[Input]
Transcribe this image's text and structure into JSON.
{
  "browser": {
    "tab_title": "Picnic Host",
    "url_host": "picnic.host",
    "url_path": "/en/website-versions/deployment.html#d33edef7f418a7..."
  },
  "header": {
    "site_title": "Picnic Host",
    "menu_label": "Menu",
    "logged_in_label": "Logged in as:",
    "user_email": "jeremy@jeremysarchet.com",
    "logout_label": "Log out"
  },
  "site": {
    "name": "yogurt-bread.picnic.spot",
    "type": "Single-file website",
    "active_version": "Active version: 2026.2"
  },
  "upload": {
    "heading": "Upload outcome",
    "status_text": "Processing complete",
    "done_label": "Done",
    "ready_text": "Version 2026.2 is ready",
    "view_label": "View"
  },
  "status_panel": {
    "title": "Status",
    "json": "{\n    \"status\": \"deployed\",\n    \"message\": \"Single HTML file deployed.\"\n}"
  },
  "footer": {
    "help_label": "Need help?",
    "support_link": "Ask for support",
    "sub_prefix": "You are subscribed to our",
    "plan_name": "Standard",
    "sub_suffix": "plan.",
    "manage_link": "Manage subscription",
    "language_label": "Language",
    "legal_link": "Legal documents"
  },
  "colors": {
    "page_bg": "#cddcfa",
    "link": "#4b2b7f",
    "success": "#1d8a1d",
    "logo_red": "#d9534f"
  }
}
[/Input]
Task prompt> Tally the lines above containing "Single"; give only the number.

Answer space> 2